Instructions to follow. Please state the number of lines in the entries below where the word "icon" appears. Include nothing else.

Input records.

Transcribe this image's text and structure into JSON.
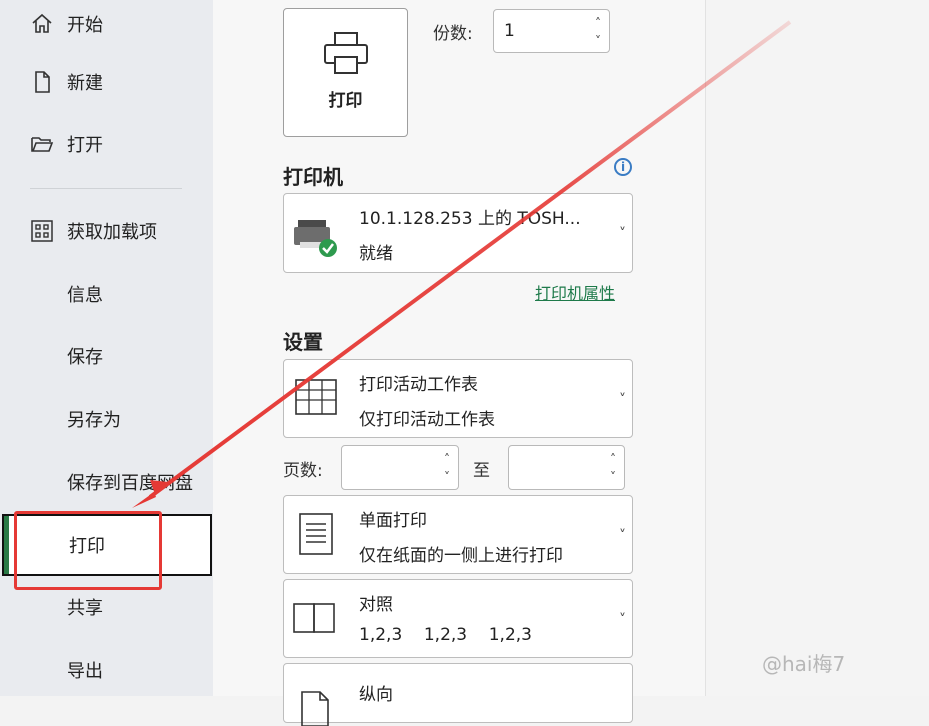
{
  "sidebar": {
    "items": [
      {
        "label": "开始",
        "icon": "home-icon"
      },
      {
        "label": "新建",
        "icon": "new-document-icon"
      },
      {
        "label": "打开",
        "icon": "folder-open-icon"
      },
      {
        "label": "获取加载项",
        "icon": "apps-grid-icon"
      },
      {
        "label": "信息"
      },
      {
        "label": "保存"
      },
      {
        "label": "另存为"
      },
      {
        "label": "保存到百度网盘"
      },
      {
        "label": "打印"
      },
      {
        "label": "共享"
      },
      {
        "label": "导出"
      }
    ],
    "selected": "打印"
  },
  "print": {
    "button_label": "打印",
    "copies_label": "份数:",
    "copies_value": "1"
  },
  "printer": {
    "section_title": "打印机",
    "name": "10.1.128.253 上的 TOSH...",
    "status": "就绪",
    "properties_link": "打印机属性"
  },
  "settings": {
    "section_title": "设置",
    "scope_title": "打印活动工作表",
    "scope_sub": "仅打印活动工作表",
    "pages_label": "页数:",
    "pages_from": "",
    "pages_to_label": "至",
    "pages_to": "",
    "sides_title": "单面打印",
    "sides_sub": "仅在纸面的一侧上进行打印",
    "collate_title": "对照",
    "collate_sub": "1,2,3    1,2,3    1,2,3",
    "orientation_title": "纵向"
  },
  "watermark": "@hai梅7",
  "colors": {
    "accent_green": "#2a7a46",
    "annotation_red": "#e53935",
    "link_green": "#1e7a4a"
  }
}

Response to the task. 4